"Wilson's Sprinkmann Building has, somehow, the calm, authoritarian clownishness our great politicians aim for but don't achieve." Foundry Gallery, Washington, D. C.
Sunday afternoon, April 11, 2020, I sat at a red light across from the Sprinkmann Building on SW Washington Street in Peoria. How many times have I driven past this building?
On this day, for whatever the reason, I saw the Sprinkmann Building differently. A quiet chuckle and an overt “oh my God" followed.
Not a soul in sight this Sunday afternoon. the Sprinkmann was photographed in the same way I photograph most things, pretty straight-forward. After I'd had my way with the Sprinkmann Building, and the adrenaline-fed excitement settled, I drove away thinking “What the hell just happened?”
I've sometimes wondered if others see what

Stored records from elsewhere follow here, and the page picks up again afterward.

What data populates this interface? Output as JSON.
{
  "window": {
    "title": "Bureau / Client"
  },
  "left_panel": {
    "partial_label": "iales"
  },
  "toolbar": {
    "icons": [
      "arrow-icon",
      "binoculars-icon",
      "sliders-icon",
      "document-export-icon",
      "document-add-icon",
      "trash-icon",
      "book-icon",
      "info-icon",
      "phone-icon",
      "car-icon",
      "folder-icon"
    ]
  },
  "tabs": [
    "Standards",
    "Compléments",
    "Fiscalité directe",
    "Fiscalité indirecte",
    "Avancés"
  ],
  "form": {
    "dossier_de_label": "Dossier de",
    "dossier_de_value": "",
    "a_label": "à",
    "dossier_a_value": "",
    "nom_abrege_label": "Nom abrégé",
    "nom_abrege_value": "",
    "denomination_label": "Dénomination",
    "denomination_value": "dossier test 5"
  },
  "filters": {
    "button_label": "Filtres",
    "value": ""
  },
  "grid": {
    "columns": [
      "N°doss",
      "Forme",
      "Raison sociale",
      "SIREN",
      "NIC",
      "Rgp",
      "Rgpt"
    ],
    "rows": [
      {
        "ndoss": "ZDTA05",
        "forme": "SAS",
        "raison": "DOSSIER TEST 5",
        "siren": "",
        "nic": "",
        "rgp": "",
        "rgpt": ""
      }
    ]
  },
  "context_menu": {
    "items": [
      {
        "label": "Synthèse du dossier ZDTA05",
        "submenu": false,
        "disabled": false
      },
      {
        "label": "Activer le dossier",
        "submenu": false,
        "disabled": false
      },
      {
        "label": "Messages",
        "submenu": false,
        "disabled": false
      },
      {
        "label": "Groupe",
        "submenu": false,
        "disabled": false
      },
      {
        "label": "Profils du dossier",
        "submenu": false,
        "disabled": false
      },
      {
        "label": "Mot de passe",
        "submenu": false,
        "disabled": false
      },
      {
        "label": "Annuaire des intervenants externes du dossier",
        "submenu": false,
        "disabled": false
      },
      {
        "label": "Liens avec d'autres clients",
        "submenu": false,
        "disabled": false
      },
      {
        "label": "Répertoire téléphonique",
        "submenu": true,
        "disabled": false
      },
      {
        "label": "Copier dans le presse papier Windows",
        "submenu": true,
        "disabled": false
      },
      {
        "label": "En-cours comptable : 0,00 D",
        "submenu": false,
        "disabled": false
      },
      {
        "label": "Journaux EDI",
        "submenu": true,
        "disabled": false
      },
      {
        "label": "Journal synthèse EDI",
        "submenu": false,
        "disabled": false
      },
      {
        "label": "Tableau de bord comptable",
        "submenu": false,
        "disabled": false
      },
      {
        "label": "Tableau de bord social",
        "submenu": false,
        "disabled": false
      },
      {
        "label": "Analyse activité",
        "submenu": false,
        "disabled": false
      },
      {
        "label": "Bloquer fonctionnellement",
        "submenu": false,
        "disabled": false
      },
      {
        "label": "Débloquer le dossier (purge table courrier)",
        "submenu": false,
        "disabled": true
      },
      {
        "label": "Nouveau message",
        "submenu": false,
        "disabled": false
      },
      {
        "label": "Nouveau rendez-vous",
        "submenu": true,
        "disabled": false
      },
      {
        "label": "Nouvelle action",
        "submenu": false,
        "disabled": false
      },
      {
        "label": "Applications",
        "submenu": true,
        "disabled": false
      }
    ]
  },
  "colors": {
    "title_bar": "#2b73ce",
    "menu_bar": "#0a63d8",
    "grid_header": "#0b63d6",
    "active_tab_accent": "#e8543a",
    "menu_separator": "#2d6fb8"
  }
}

I see in my pictures. While it matters not to me, it remains a curiosity. Unexpectedly, one particular response took things to an entirely different level. An exhibition press release from the Foundry Gallery, Washington DC began this way: "Wilson's Sprinkmann Building has, somehow, the calm, authoritarian clownishness our great politicians aim for but don't achieve." Funny. I was more excited for the Sprinkmann Building than I was for myself yet, it’s nice to be noticed.